Harry Potter: The Journey is Over
My journey started in July and ended this past Tuesday. I have just soared through 4,100 pages of a seven-book series that I'm sad to see over. I don't normally read that much during a school year, but it helps that I had the audio versions for the last four books and listened for 30 minutes in the morning and 40 minutes in the afternoon, as well as other random times when I washed dishes, rode the elliptical, did yard work and mowed the lawn.
A good reader makes predictions and thinks through the book as they read, evaluating what's happening and trying to place different key elements together. By the time "Deathy Hallows" is over, everything has fallen into place, and even the more boring elements of "Chamber of Secrets" is vital, since Rowling introduces the Horcruxes in "Half-Blood Prince" but, really, she introduced them all the way back in book two. Especially the Sword of Gryffindor, which is vital in the last two books. It's great to see how all the elements fit nicely into each other. They started off small and easy to read, and then they become these big, overstuffed stories that hurt my creative brain, wondering, how did she have all of this figured out?
Being a writer, myself, I get how the plot devices and characters fit all together. None of the stories I've even considered writing have that much going on, but the creative subconscious just creates and keeps creating this world, and all the pieces fit inside it and it all makes sense to the creator. Rowling probably was overwhelmed sometimes with how much all of pieces would work out. I'm sure she has notebooks filled with just connections and notes. If not, then her brain must be super-organized.
No wonder we haven't seen anything from her lately. She's probably still tapped out. It would be great to see another series of books from her, but her first seven books were a magnum opus, and therefore, I wouldn't care if she ever wrote another thing again. Nothing she would write again would probably hold a candle to the wind of Potter, and it would constantly be compared.

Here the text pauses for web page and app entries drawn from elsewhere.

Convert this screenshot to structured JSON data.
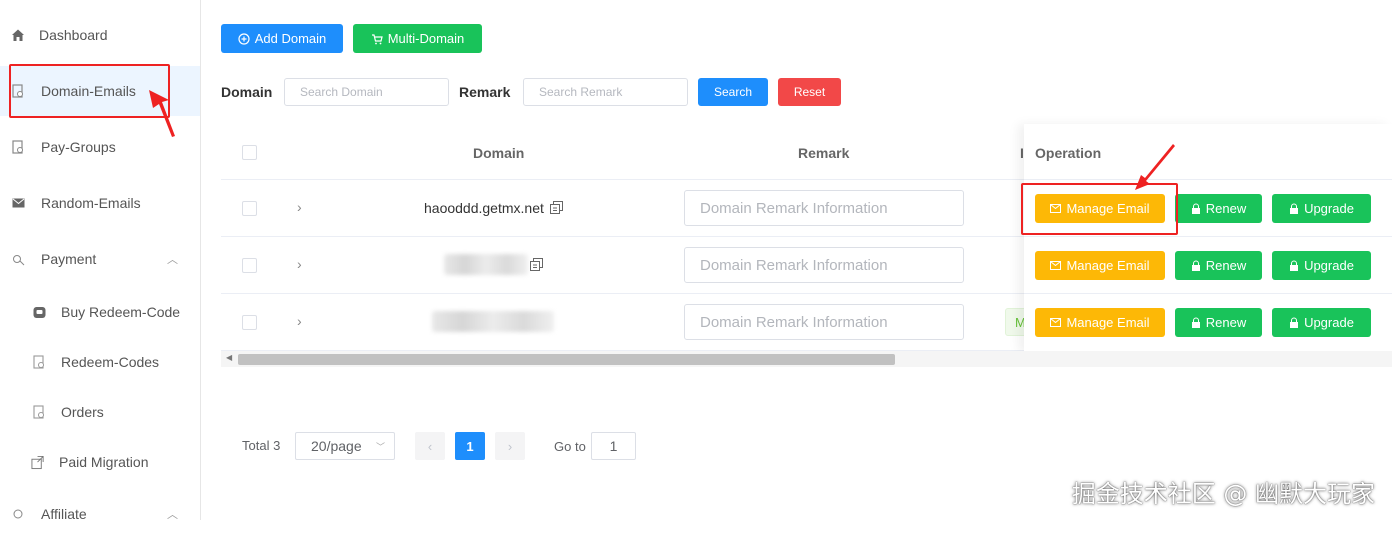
{
  "sidebar": {
    "items": [
      {
        "label": "Dashboard",
        "icon": "home-icon"
      },
      {
        "label": "Domain-Emails",
        "icon": "domain-icon"
      },
      {
        "label": "Pay-Groups",
        "icon": "group-icon"
      },
      {
        "label": "Random-Emails",
        "icon": "mail-icon"
      },
      {
        "label": "Payment",
        "icon": "payment-icon"
      },
      {
        "label": "Buy Redeem-Code",
        "icon": "cart-icon"
      },
      {
        "label": "Redeem-Codes",
        "icon": "code-icon"
      },
      {
        "label": "Orders",
        "icon": "orders-icon"
      },
      {
        "label": "Paid Migration",
        "icon": "migration-icon"
      },
      {
        "label": "Affiliate",
        "icon": "affiliate-icon"
      }
    ]
  },
  "toolbar": {
    "add_domain": "Add Domain",
    "multi_domain": "Multi-Domain"
  },
  "filters": {
    "domain_label": "Domain",
    "domain_placeholder": "Search Domain",
    "remark_label": "Remark",
    "remark_placeholder": "Search Remark",
    "search": "Search",
    "reset": "Reset"
  },
  "table": {
    "headers": {
      "domain": "Domain",
      "remark": "Remark",
      "status_partial": "I",
      "operation": "Operation"
    },
    "rows": [
      {
        "domain": "haooddd.getmx.net",
        "remark_placeholder": "Domain Remark Information",
        "status_partial": ""
      },
      {
        "domain": "",
        "remark_placeholder": "Domain Remark Information",
        "status_partial": ""
      },
      {
        "domain": "",
        "remark_placeholder": "Domain Remark Information",
        "status_partial": "M"
      }
    ],
    "actions": {
      "manage": "Manage Email",
      "renew": "Renew",
      "upgrade": "Upgrade"
    }
  },
  "pagination": {
    "total": "Total 3",
    "page_size": "20/page",
    "current_page": "1",
    "goto_label": "Go to",
    "goto_value": "1"
  },
  "watermark": "掘金技术社区 @ 幽默大玩家",
  "colors": {
    "primary": "#1e8efc",
    "success": "#19c35a",
    "danger": "#f24848",
    "warning": "#fdb806",
    "highlight": "#e22222"
  }
}
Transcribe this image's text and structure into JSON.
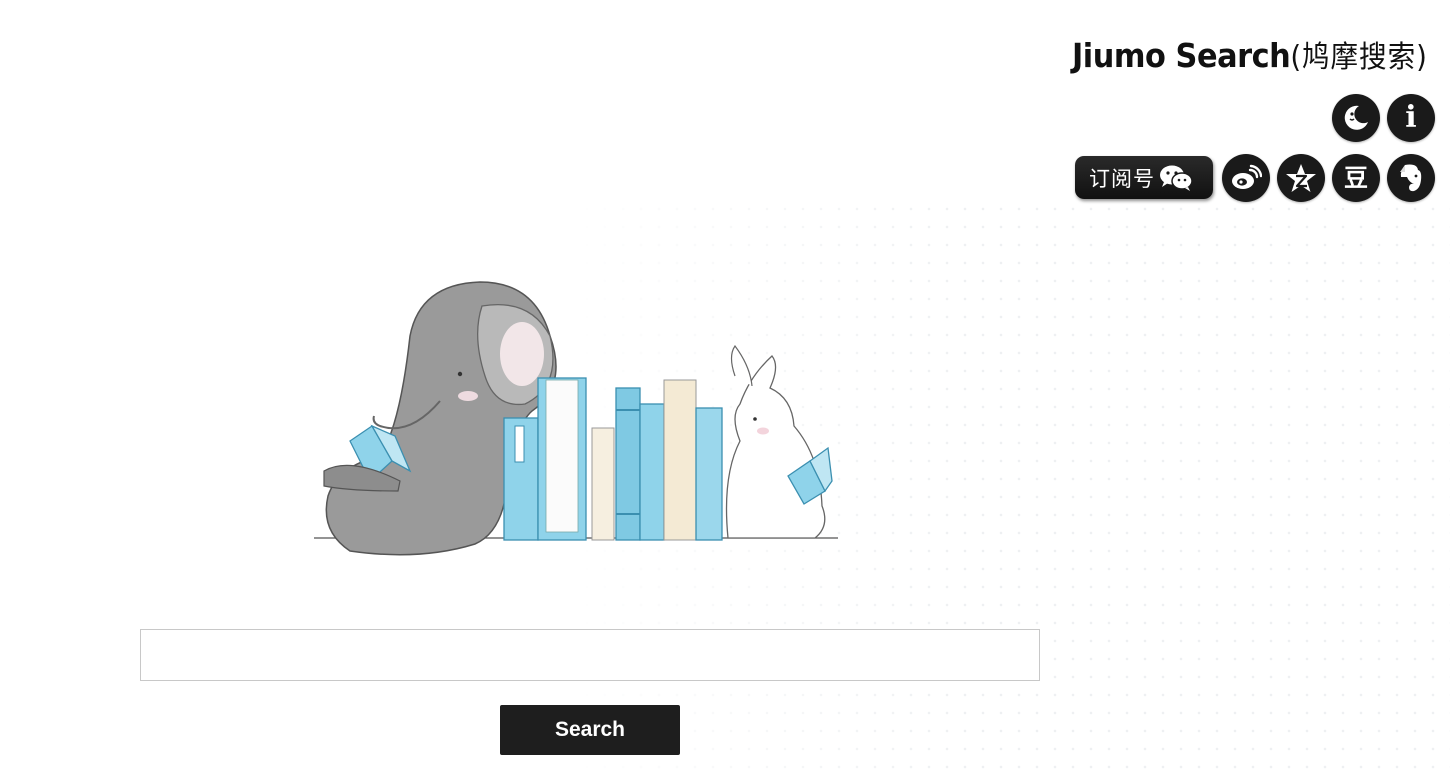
{
  "header": {
    "brand_latin": "Jiumo Search",
    "brand_cn": "(鸠摩搜索)"
  },
  "toolbar": {
    "night_mode_icon": "moon-icon",
    "info_icon": "info-icon",
    "info_glyph": "i"
  },
  "social": {
    "wechat_label": "订阅号",
    "wechat_icon": "wechat-icon",
    "weibo_icon": "weibo-icon",
    "zhihu_icon": "star-icon",
    "douban_glyph": "豆",
    "douban_icon": "douban-icon",
    "evernote_icon": "evernote-icon"
  },
  "illustration": {
    "icon": "elephant-bunny-books-illustration"
  },
  "search": {
    "input_value": "",
    "placeholder": "",
    "button_label": "Search"
  },
  "colors": {
    "button_bg": "#1e1e1e",
    "book_blue": "#8fd3ea",
    "elephant_gray": "#8f8f8f"
  }
}
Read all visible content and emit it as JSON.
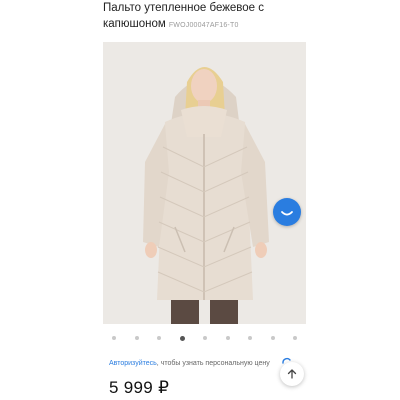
{
  "product": {
    "title": "Пальто утепленное бежевое с капюшоном",
    "sku": "FWOJ00047AF16-T0",
    "price": "5 999 ₽"
  },
  "gallery": {
    "slide_count": 9,
    "active_index": 3
  },
  "auth_prompt": {
    "link": "Авторизуйтесь",
    "text": ", чтобы узнать персональную цену"
  },
  "colors": {
    "accent": "#2a7de0",
    "photo_bg": "#ece9e5",
    "coat": "#e7ddd2"
  },
  "icons": [
    "smile-chat-icon",
    "arrow-up-icon"
  ]
}
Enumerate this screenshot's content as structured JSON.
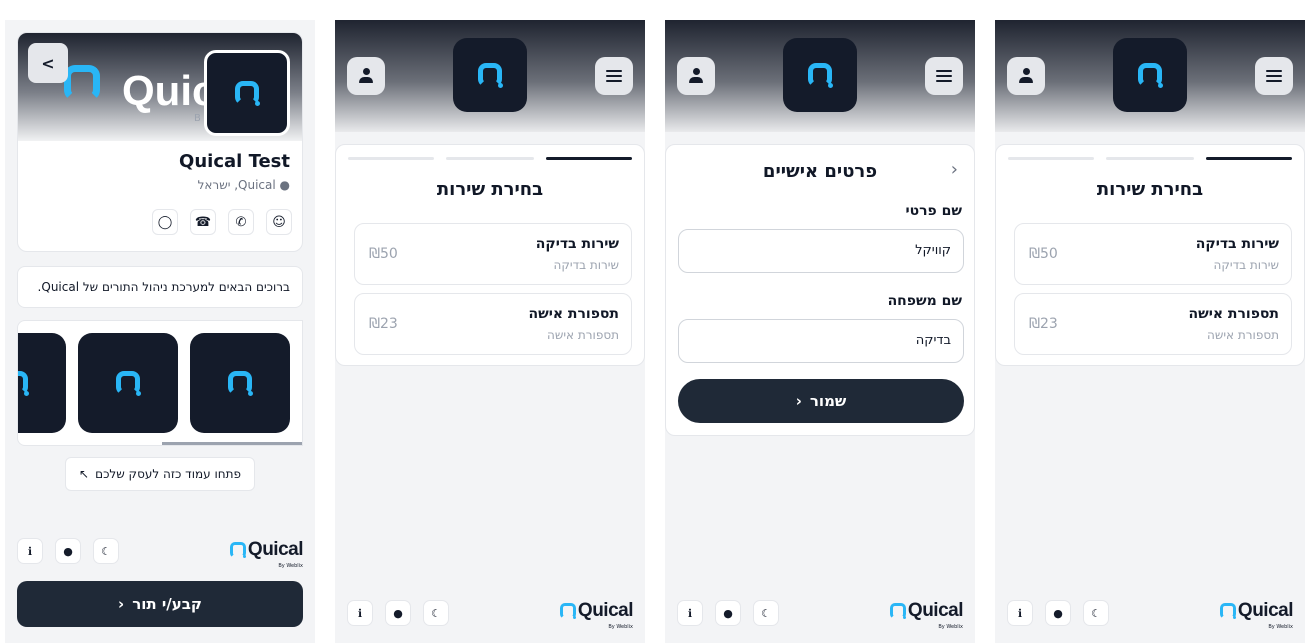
{
  "brand": {
    "name": "Quical",
    "by": "By Weblix",
    "accent": "#29b6f6",
    "dark": "#141b2a"
  },
  "profile": {
    "cover_word": "Quic",
    "cover_by": "B",
    "name": "Quical Test",
    "location": "Quical, ישראל",
    "welcome": "ברוכים הבאים למערכת ניהול התורים של Quical.",
    "open_page": "פתחו עמוד כזה לעסק שלכם",
    "book": "קבע/י תור",
    "share_icon": "share-icon",
    "socials": [
      "waze-icon",
      "phone-icon",
      "whatsapp-icon",
      "instagram-icon"
    ]
  },
  "services": {
    "title": "בחירת שירות",
    "items": [
      {
        "name": "שירות בדיקה",
        "sub": "שירות בדיקה",
        "price": "₪50"
      },
      {
        "name": "תספורת אישה",
        "sub": "תספורת אישה",
        "price": "₪23"
      }
    ]
  },
  "personal": {
    "title": "פרטים אישיים",
    "first_label": "שם פרטי",
    "first_value": "קוויקל",
    "last_label": "שם משפחה",
    "last_value": "בדיקה",
    "save": "שמור"
  },
  "footer_icons": [
    "info-icon",
    "globe-icon",
    "moon-icon"
  ]
}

I guess that's the blessing and the curse of writing a modern classic. I can see this series living on for eons. But, since it's so great and so vast, and the world she created was so real, it's also the curse in which everything else will be judged, if she continues writing. I don't think that's what people intend to do, but the public has fallen in love with it so much, that they can't help wanting another set of Potter. They can't help comparing it, even if the next pieces she writes/publishes have nothing in common with it.